◆ What the exercise asks: Restate the records exactly. Include all of them.

Collected data:
--- START ---
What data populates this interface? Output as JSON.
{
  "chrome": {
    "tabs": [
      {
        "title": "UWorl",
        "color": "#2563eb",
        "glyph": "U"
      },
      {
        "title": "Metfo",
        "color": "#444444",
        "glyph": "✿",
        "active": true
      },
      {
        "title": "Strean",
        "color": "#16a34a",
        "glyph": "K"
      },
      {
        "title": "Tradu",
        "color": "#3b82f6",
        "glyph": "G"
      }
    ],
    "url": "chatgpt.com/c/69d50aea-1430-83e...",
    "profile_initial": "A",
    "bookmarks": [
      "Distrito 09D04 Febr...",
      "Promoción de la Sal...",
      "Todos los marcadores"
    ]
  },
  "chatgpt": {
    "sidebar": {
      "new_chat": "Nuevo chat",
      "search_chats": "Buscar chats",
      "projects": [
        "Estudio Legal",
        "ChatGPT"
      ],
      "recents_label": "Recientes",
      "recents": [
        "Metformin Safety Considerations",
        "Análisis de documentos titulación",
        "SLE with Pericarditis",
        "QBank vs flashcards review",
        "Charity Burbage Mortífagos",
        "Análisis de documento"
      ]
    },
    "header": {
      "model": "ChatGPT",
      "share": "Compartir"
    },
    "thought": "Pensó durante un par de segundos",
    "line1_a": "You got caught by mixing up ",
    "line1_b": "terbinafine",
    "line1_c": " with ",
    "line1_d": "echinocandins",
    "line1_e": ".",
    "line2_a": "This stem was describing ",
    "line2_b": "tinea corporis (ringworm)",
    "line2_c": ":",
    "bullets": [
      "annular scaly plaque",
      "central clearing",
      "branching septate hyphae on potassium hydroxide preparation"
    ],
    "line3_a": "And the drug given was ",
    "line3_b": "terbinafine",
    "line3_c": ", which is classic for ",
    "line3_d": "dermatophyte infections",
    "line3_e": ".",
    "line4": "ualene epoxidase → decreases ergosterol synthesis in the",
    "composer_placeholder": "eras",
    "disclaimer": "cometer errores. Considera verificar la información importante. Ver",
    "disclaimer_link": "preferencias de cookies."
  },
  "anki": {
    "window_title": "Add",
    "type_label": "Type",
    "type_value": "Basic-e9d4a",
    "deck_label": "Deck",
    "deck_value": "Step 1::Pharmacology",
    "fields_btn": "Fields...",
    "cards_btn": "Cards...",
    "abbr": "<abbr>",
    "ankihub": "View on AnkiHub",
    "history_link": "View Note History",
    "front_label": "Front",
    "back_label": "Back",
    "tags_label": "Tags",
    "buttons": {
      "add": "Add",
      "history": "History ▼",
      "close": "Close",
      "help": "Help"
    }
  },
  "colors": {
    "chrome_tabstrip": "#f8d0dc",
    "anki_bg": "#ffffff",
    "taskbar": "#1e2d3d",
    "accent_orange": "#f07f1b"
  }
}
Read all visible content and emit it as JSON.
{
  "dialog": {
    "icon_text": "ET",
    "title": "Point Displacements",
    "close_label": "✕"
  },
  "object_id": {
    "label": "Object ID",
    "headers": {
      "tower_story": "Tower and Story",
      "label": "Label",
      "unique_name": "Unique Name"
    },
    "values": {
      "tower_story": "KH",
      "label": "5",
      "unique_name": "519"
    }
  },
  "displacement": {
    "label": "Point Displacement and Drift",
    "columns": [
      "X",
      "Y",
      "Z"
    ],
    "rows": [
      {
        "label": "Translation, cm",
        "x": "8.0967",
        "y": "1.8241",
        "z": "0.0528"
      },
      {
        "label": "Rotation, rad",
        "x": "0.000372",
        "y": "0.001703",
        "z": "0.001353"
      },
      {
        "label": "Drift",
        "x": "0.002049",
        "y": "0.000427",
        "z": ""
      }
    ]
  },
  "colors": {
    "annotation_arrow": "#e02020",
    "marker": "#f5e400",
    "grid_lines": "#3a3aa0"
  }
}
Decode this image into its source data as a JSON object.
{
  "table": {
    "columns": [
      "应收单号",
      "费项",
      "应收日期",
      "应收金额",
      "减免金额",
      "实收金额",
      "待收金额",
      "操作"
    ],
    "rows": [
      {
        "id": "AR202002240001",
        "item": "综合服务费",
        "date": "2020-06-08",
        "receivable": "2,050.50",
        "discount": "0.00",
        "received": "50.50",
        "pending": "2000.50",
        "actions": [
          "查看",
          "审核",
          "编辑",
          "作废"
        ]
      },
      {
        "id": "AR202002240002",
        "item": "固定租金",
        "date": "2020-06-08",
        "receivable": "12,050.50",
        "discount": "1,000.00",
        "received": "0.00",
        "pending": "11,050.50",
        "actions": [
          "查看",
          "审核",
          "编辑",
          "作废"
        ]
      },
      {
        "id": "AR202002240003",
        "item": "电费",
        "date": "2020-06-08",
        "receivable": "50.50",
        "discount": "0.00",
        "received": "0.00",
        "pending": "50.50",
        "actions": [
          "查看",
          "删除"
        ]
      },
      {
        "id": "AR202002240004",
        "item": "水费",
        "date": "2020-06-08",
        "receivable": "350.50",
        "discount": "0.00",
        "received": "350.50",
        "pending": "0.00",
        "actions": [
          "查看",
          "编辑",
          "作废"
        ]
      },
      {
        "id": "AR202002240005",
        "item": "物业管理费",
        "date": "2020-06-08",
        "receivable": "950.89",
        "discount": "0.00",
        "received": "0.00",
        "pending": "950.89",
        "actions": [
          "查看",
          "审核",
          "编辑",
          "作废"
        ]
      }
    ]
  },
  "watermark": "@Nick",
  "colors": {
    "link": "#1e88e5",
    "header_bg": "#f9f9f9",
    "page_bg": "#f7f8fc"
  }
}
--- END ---
◆ Result of this task:
What data populates this interface? Output as JSON.
{
  "chrome": {
    "tabs": [
      {
        "title": "UWorl",
        "color": "#2563eb",
        "glyph": "U"
      },
      {
        "title": "Metfo",
        "color": "#444444",
        "glyph": "✿",
        "active": true
      },
      {
        "title": "Strean",
        "color": "#16a34a",
        "glyph": "K"
      },
      {
        "title": "Tradu",
        "color": "#3b82f6",
        "glyph": "G"
      }
    ],
    "url": "chatgpt.com/c/69d50aea-1430-83e...",
    "profile_initial": "A",
    "bookmarks": [
      "Distrito 09D04 Febr...",
      "Promoción de la Sal...",
      "Todos los marcadores"
    ]
  },
  "chatgpt": {
    "sidebar": {
      "new_chat": "Nuevo chat",
      "search_chats": "Buscar chats",
      "projects": [
        "Estudio Legal",
        "ChatGPT"
      ],
      "recents_label": "Recientes",
      "recents": [
        "Metformin Safety Considerations",
        "Análisis de documentos titulación",
        "SLE with Pericarditis",
        "QBank vs flashcards review",
        "Charity Burbage Mortífagos",
        "Análisis de documento"
      ]
    },
    "header": {
      "model": "ChatGPT",
      "share": "Compartir"
    },
    "thought": "Pensó durante un par de segundos",
    "line1_a": "You got caught by mixing up ",
    "line1_b": "terbinafine",
    "line1_c": " with ",
    "line1_d": "echinocandins",
    "line1_e": ".",
    "line2_a": "This stem was describing ",
    "line2_b": "tinea corporis (ringworm)",
    "line2_c": ":",
    "bullets": [
      "annular scaly plaque",
      "central clearing",
      "branching septate hyphae on potassium hydroxide preparation"
    ],
    "line3_a": "And the drug given was ",
    "line3_b": "terbinafine",
    "line3_c": ", which is classic for ",
    "line3_d": "dermatophyte infections",
    "line3_e": ".",
    "line4": "ualene epoxidase → decreases ergosterol synthesis in the",
    "composer_placeholder": "eras",
    "disclaimer": "cometer errores. Considera verificar la información importante. Ver",
    "disclaimer_link": "preferencias de cookies."
  },
  "anki": {
    "window_title": "Add",
    "type_label": "Type",
    "type_value": "Basic-e9d4a",
    "deck_label": "Deck",
    "deck_value": "Step 1::Pharmacology",
    "fields_btn": "Fields...",
    "cards_btn": "Cards...",
    "abbr": "<abbr>",
    "ankihub": "View on AnkiHub",
    "history_link": "View Note History",
    "front_label": "Front",
    "back_label": "Back",
    "tags_label": "Tags",
    "buttons": {
      "add": "Add",
      "history": "History ▼",
      "close": "Close",
      "help": "Help"
    }
  },
  "colors": {
    "chrome_tabstrip": "#f8d0dc",
    "anki_bg": "#ffffff",
    "taskbar": "#1e2d3d",
    "accent_orange": "#f07f1b"
  }
}
Read all visible content and emit it as JSON.
{
  "dialog": {
    "icon_text": "ET",
    "title": "Point Displacements",
    "close_label": "✕"
  },
  "object_id": {
    "label": "Object ID",
    "headers": {
      "tower_story": "Tower and Story",
      "label": "Label",
      "unique_name": "Unique Name"
    },
    "values": {
      "tower_story": "KH",
      "label": "5",
      "unique_name": "519"
    }
  },
  "displacement": {
    "label": "Point Displacement and Drift",
    "columns": [
      "X",
      "Y",
      "Z"
    ],
    "rows": [
      {
        "label": "Translation, cm",
        "x": "8.0967",
        "y": "1.8241",
        "z": "0.0528"
      },
      {
        "label": "Rotation, rad",
        "x": "0.000372",
        "y": "0.001703",
        "z": "0.001353"
      },
      {
        "label": "Drift",
        "x": "0.002049",
        "y": "0.000427",
        "z": ""
      }
    ]
  },
  "colors": {
    "annotation_arrow": "#e02020",
    "marker": "#f5e400",
    "grid_lines": "#3a3aa0"
  }
}
Decode this image into its source data as a JSON object.
{
  "table": {
    "columns": [
      "应收单号",
      "费项",
      "应收日期",
      "应收金额",
      "减免金额",
      "实收金额",
      "待收金额",
      "操作"
    ],
    "rows": [
      {
        "id": "AR202002240001",
        "item": "综合服务费",
        "date": "2020-06-08",
        "receivable": "2,050.50",
        "discount": "0.00",
        "received": "50.50",
        "pending": "2000.50",
        "actions": [
          "查看",
          "审核",
          "编辑",
          "作废"
        ]
      },
      {
        "id": "AR202002240002",
        "item": "固定租金",
        "date": "2020-06-08",
        "receivable": "12,050.50",
        "discount": "1,000.00",
        "received": "0.00",
        "pending": "11,050.50",
        "actions": [
          "查看",
          "审核",
          "编辑",
          "作废"
        ]
      },
      {
        "id": "AR202002240003",
        "item": "电费",
        "date": "2020-06-08",
        "receivable": "50.50",
        "discount": "0.00",
        "received": "0.00",
        "pending": "50.50",
        "actions": [
          "查看",
          "删除"
        ]
      },
      {
        "id": "AR202002240004",
        "item": "水费",
        "date": "2020-06-08",
        "receivable": "350.50",
        "discount": "0.00",
        "received": "350.50",
        "pending": "0.00",
        "actions": [
          "查看",
          "编辑",
          "作废"
        ]
      },
      {
        "id": "AR202002240005",
        "item": "物业管理费",
        "date": "2020-06-08",
        "receivable": "950.89",
        "discount": "0.00",
        "received": "0.00",
        "pending": "950.89",
        "actions": [
          "查看",
          "审核",
          "编辑",
          "作废"
        ]
      }
    ]
  },
  "watermark": "@Nick",
  "colors": {
    "link": "#1e88e5",
    "header_bg": "#f9f9f9",
    "page_bg": "#f7f8fc"
  }
}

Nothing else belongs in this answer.